These places are called chat rooms for a reason: they are roomy. Unlike say Twitter, one can have a complex full fledged conversation on IRC, especially if you are willing to spend the time doing so. Since many participants tend to visit a select number of rooms pretty consistently, I believe they are also experienced on more spatial terms, than say, participants on a mailing list or even an anonymous image board. IRC has always struck me as something lying between a place/cafe and a purely discursive forum, which may help explain its staying power over the years. People become very attached to particular rooms/channels.
If indeed Anonymous is at least partly served by theories of wild publics, it is vital to note that Anonymous participants code switch depending on the audience. When Anonymous reaches out to the wider public, usually with a press release or video, trying to convince them to support their cause, they tend to avoid using offensive language instead taking on a journalistic and civil (and hence Habermasian) tones. In other words, wild, recursive, and Habermasian publics all co-exist.
But even if Anonymous’ public has these multiple faces, the wild and recursive faces go furthest to explain the general state of autonomy of the Anonymous public. Participants can run and maintain their own infrastructure, like IRC, and a form of freedom complemented by the styles of speech that flourish there.
Coleman, Gabriella . 2014. Hacker, Hoaxer, Whistleblower, Spy: The Many Faces of Anonymous. London: Verso.
Gardiner, Michael. 2004. “Wild publics and grotesque symposiums: Habermas and Bakhtin on dialogue, everyday life and the public sphere.” The Sociological Review 52(s1): 28-48.
Kelty, Christopher M. 2008. Two Bits: The Cultural Significance of Free Software. Durham, NC: Duke University Press.
Phillips, Whitney. 2015. This Is Why We Can’t Have Nice Things: Mapping the Relationship between Online Trolling and Mainstream Culture. Cambridge, MA: MIT Press.
Gabriella Coleman is the Wolfe Chair in Scientific and Technological Literacy at McGill University.
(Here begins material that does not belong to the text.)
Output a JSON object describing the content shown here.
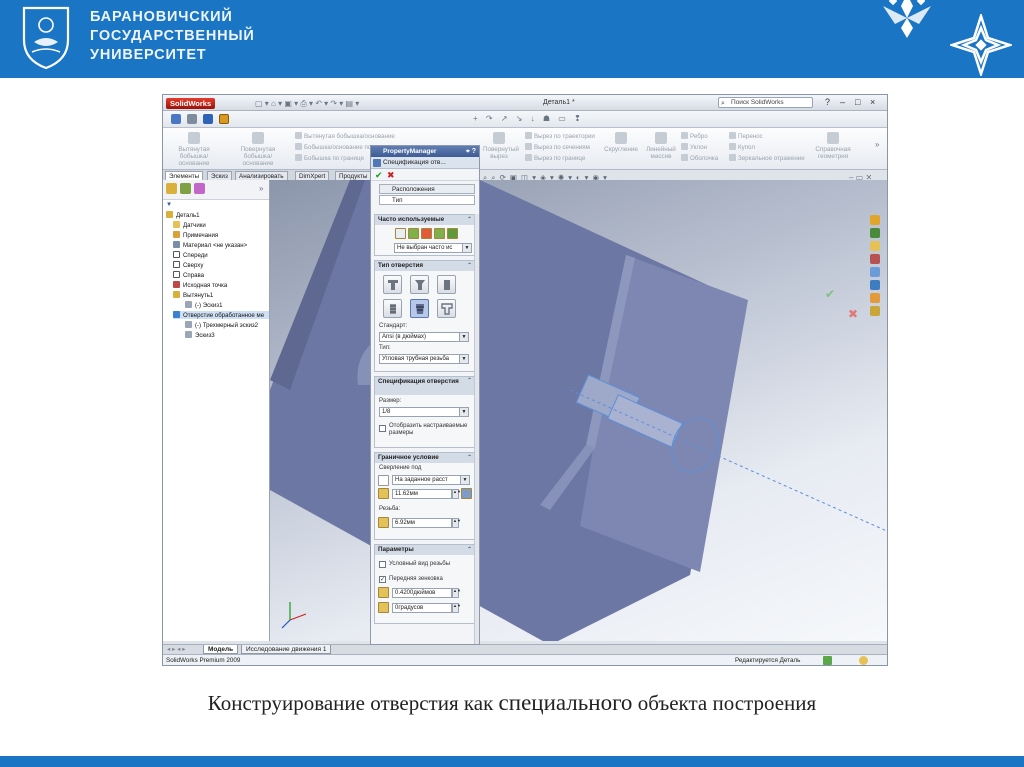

Trained as a cultural anthropologist, she researches, writes, and teaches on computer hackers, digital activism, open source production, and intellectual property law.